Grant of the Week: 2018 Mellon/ACLS Public Fellows Program

2018-01-31T14:13:57Z

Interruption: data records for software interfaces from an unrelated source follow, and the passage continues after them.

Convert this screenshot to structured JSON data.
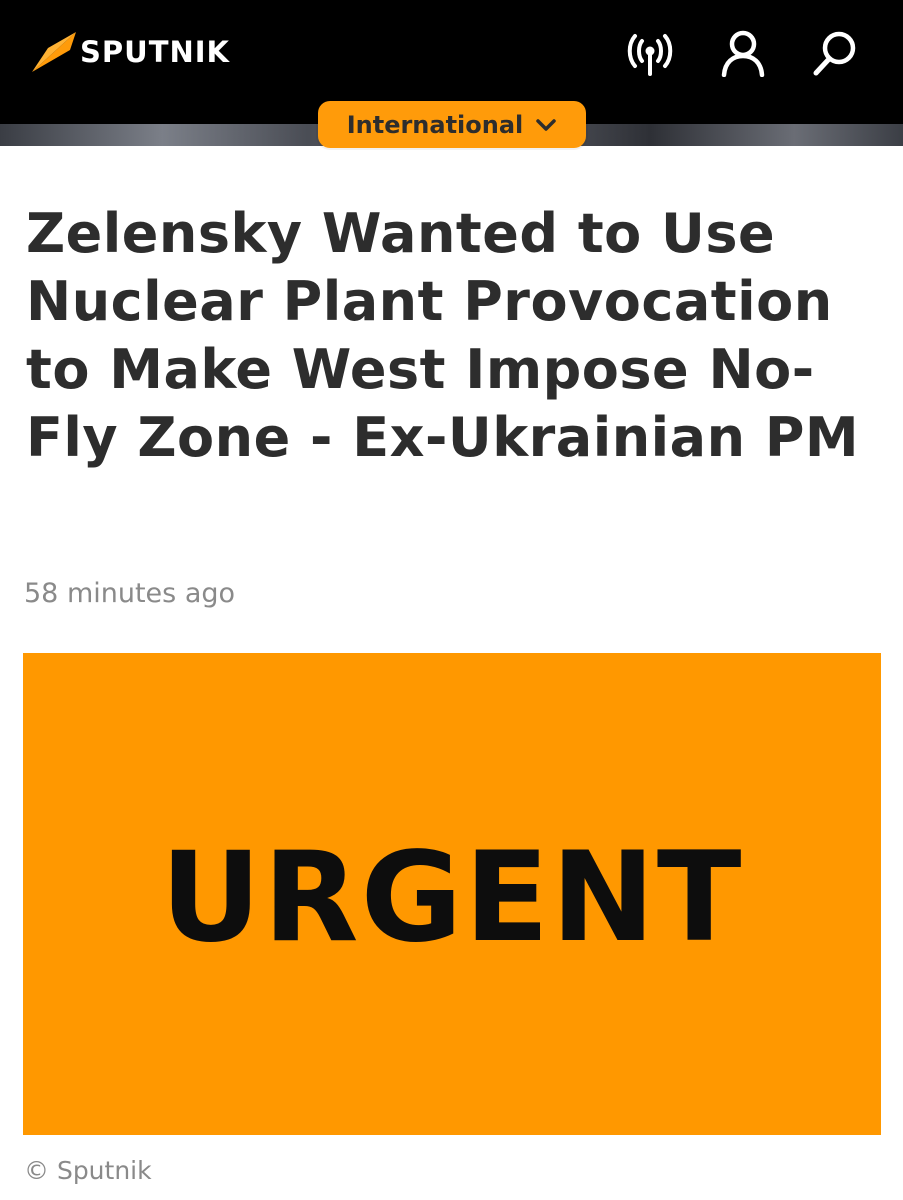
{
  "header": {
    "brand": "SPUTNIK",
    "icons": [
      "radio-icon",
      "user-icon",
      "search-icon"
    ],
    "section": "International",
    "accent_color": "#ff9b0a"
  },
  "article": {
    "headline": "Zelensky Wanted to Use Nuclear Plant Provocation to Make West Impose No-Fly Zone - Ex-Ukrainian PM",
    "timestamp": "58 minutes ago",
    "image_text": "URGENT",
    "image_background": "#ff9800",
    "image_credit": "© Sputnik"
  }
}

Every week, AHA Today showcases a new grant, fellowship, or scholarship of interest to historians which has been posted to our free Calendar. This week we are featuring the 2018 Mellon/ACLS Public Fellows Program.  The American Council of Learned Societies (ACLS) is pleased to announce the eighth annual competition of the Mellon/ACLS Public Fellows Program. This initiative places humanities PhDs in substantive roles in diverse nonprofit and government organizations, demonstrating that the knowledge and capacities developed in the course of earning a doctoral degree in the humanities have wide application beyond the academy. The post Grant of the Week: 2018 Mellon/ACLS Public Fellows Program appeared first on American Historical Association. Every week, AHA Today showcases a new grant, fellowship, or scholarship of interest to historians which has been posted to our free Calendar. This week we are featuring the 2018 Mellon/ACLS Public Fellows Program.  The American Council of Learned Societies (ACLS) is pleased to announce the eighth annual competition of the Mellon/ACLS Public Fellows Program. This initiative places humanities PhDs in substantive roles in diverse nonprofit and government organizations, demonstrating that the knowledge and capacities developed in the course of earning a doctoral degree in the humanities have wide application beyond the academy. The fellowship carries an annual stipend of $67,500, health insurance coverage for the fellow, a relocation allowance, and up to $3,000 in professional development funds. In 2018, ACLS will place up to 25 PhDs as Public Fellows in the following organizations and roles: Center for Popular Democracy (Brooklyn, NY) – Strategic Research Associate Chemical Heritage Foundation (Philadelphia, PA) – Digital Engagement Manager Chicago Council on Global Affairs (Chicago, IL) – Research Associate, Global Cities Consortium of Humanities Centers and Institutes (Madison, WI) – Global Programs Manager Council of Independent Colleges (Washington, DC) – Development Officer Environmental Law & Policy Center (Chicago, IL) – Senior Research Analyst, Transportation Innovation Innocence Project (New York, NY) – Content Strategist Lapham’s Quarterly (New York, NY) – Digital Producer Los Angeles County Arts Commission (Los Angeles, CA) – Cross Sector Analyst Los Angeles Review of Books (Los Angeles, CA) – Associate Executive Editor and Assistant Director, LARB Books MinnPost (Minneapolis, MN) – Audience Development and Engagement Manager The Moth (New York, NY) – Impact and Evaluation Officer National Immigration Law Center (Washington, DC) – Research Program Manager National Trust for Historic Preservation (Washington, DC) – Manager of Curatorial Innovation Participatory Budgeting Project (Brooklyn, NY) – Participatory Design Strategist PolicyLink (Oakland, CA) – Associate, Equitable Economy Research Public Radio International (Minneapolis, MN) – Associate Editor, Global Nation Race Forward (Oakland, CA or New York, NY) – Narrative Impact Analyst Rockefeller Archive Center (Sleepy Hollow, NY) – Outreach Program Manager Smithsonian Cultural Rescue Initiative (Washington, DC) – Program Manager for Cultural Disaster Analysis Smithsonian Institution Office of International Relations (Washington, DC) – Global Science Officer Social Science Research Council (Brooklyn, NY) – Program Officer, Media and Democracy Project Stockholm Environment Institute – US Center (Seattle, WA) – Climate Policy Associate United Negro College Fund (Washington, DC) – Policy Analyst United Neighborhood Houses (New York, NY) – Policy Analyst Applicants must possess US citizenship or permanent resident status and have a PhD [...]